SUPPLIED MATERIAL |

+++++

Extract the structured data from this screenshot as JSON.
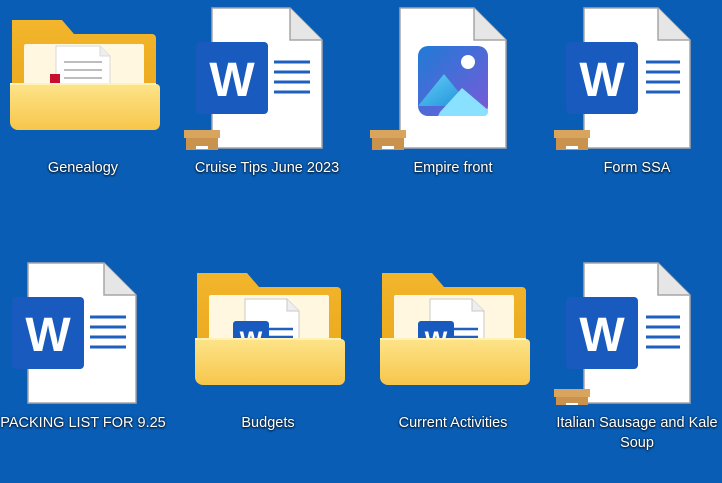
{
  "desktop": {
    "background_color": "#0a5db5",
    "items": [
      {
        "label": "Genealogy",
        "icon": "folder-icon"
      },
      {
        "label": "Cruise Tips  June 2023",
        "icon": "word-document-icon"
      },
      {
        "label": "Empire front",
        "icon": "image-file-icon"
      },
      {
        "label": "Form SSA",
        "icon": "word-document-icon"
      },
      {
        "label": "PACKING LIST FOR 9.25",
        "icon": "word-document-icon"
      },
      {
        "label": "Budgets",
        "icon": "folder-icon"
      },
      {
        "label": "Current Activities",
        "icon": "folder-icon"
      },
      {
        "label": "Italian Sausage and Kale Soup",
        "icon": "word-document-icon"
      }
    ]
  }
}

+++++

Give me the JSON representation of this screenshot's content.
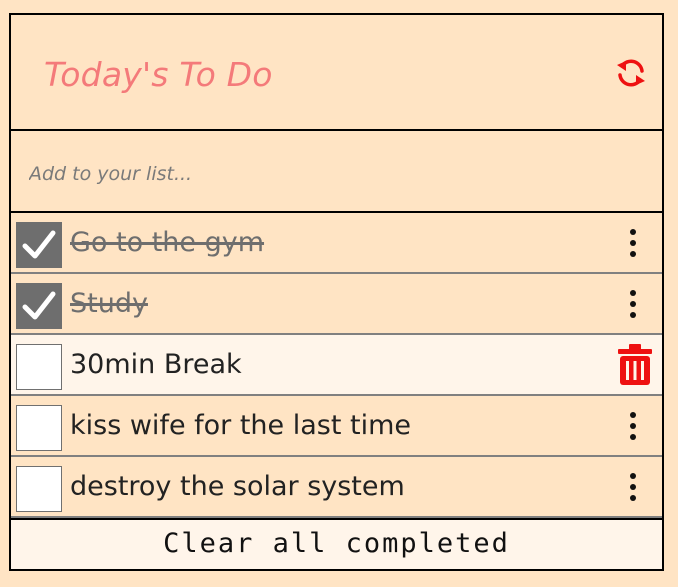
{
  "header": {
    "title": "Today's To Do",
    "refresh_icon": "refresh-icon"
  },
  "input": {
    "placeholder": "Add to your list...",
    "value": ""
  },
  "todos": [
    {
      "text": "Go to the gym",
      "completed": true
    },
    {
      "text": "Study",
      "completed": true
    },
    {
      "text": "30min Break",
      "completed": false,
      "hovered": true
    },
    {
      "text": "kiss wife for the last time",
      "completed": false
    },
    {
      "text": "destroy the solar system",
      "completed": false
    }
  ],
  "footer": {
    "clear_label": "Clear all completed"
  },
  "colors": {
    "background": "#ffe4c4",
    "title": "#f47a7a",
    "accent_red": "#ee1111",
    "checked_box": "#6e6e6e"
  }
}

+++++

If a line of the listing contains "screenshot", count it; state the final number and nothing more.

2